So far this all sounds a little like the early Rainbow Six games but this is quite a different beast. With simple, functional graphics and often small one-screen buildings (you do move up to two or more floors as it progresses) most missions will take a handful of minutes. We managed to complete one in just over 4 seconds. That’s right, 4 nail-biting seconds. Of course the actual mission took longer than that due to all the planning and failed attempts, but once you get a strategy down you can execute it in very little time.
That scenario we completed so quickly was basically a single room with four or five hostiles inside. We had use of two SWAT officers, starting outside the front door (you can often choose where you want them to enter before you begin). If you just tried to kick open the door, your officers would be absolutely massacred as it was clear the enemies were expecting you, if you used a breaching charge you might take out one or two with the force of the door, but there’d still be more than enough to take down your team. Each officer can take two shots, once that second shot hit they go down quickly and once persistent members are introduced it’ll be a heartbreaking moment to see one of your crew die. The best plan of action for this room was to position both officers so they didn’t get in the way of each other, throw a flashbang through the door and then move in to clear the room. There were sofas and chairs dotted around so one officer couldn’t possibly shoot everyone in time (furniture counts as a kind of cover) so you need to send in both at the start looking straight ahead and slightly to the sides to take out immediate threats, then have them quickly move behind some cover and take out targets at the side. As we already stated, it took just over four seconds, but that four seconds took a lot of planning and thought.
At its best, Doorkickers is a game about this careful thought and planning, as levels grow more complex you need to spread your forces out to achieve the best times (you can get up to three stars on each map) but then a single officer is much more vulnerable than a group. Do you want to take assault rifles or pistols? which rooms do you use your flashbangs in? Unlike Hotline Miami, you can’t see the position of any hostiles, sometimes you get a little cross of the map to show you where they might be, that means you can easily waste a flashbang clearing an empty room while you get shot in the back by someone in a broom closet. Next time you run the map they might be in the opposite place and get you again.

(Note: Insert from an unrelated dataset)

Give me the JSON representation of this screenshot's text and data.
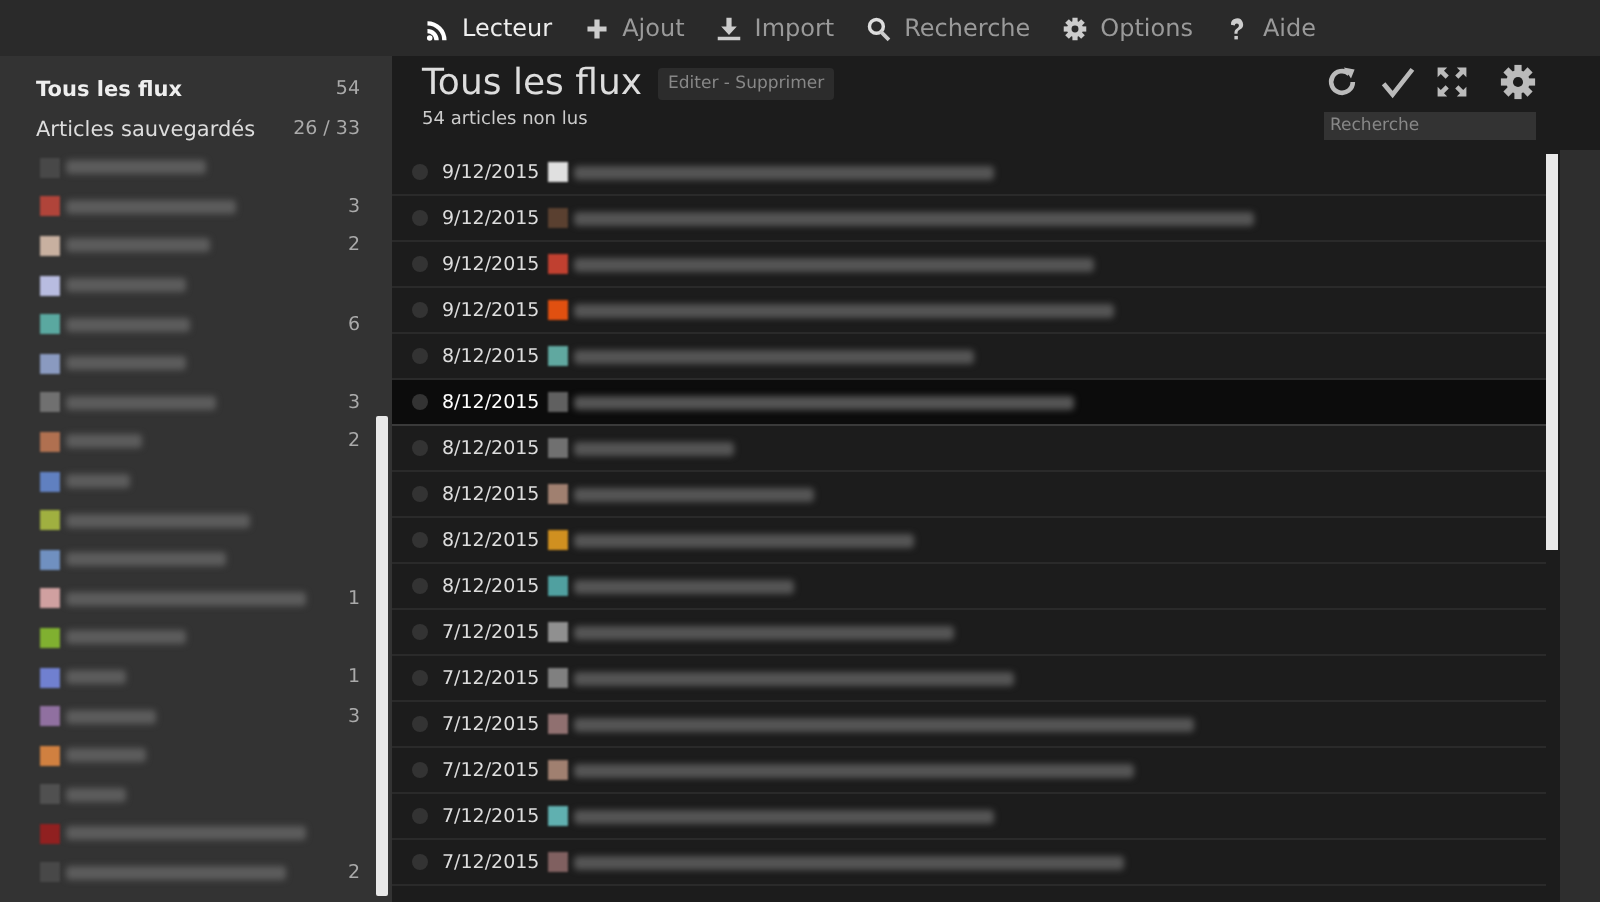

Planning for every eventuality is key, and taking it slow and steady while not giving the enemies time to react is quite a fine balance and a lot of fun when it goes right.
At its worst, Doorkickers is an exercise in pure frustration. One of the biggest missteps with the game is that much of the combat is worked out using some kind of random variable so sometimes in a plan an officer will hit his target and sometimes it’ll miss. This goes along with the ‘prepare for every eventuality’ mentality and shares the design with strategy greats like X-Com, but it also means you can’t create a perfect plan. When each map is so small and doesn’t take much time, it’d be nice to be able to ‘solve’ it, but instead there’s always the chance you’ll lose through absolutely no fault of your own when an officer repeatedly misses or a target gets off a lucky shot. This, coupled with a pathing system where everything has to be done in one go (you can’t delete a single step you have to delete the entire path and start again) and slightly unclear markers on how long your officers will be looking in a certain direction means that while the game is going after tactical brilliance, there’s a little too much left to chance which might be realistic but rarely feels fair when you’re going after those three stars.
Overall Doorkickers is an incredibly promising game. It’s not finished and there’s plenty of time for them to iron out the kinks, we’re expected to be able to create our own levels and customise loadouts before the game is done and there’s a random scenario generator that’s sure to give the title some longevity. For now, £6.99 is definitely a good price to get a game that’s already tonnes of fun if you enjoy planning, just be prepared for the frustrations that come with any early access.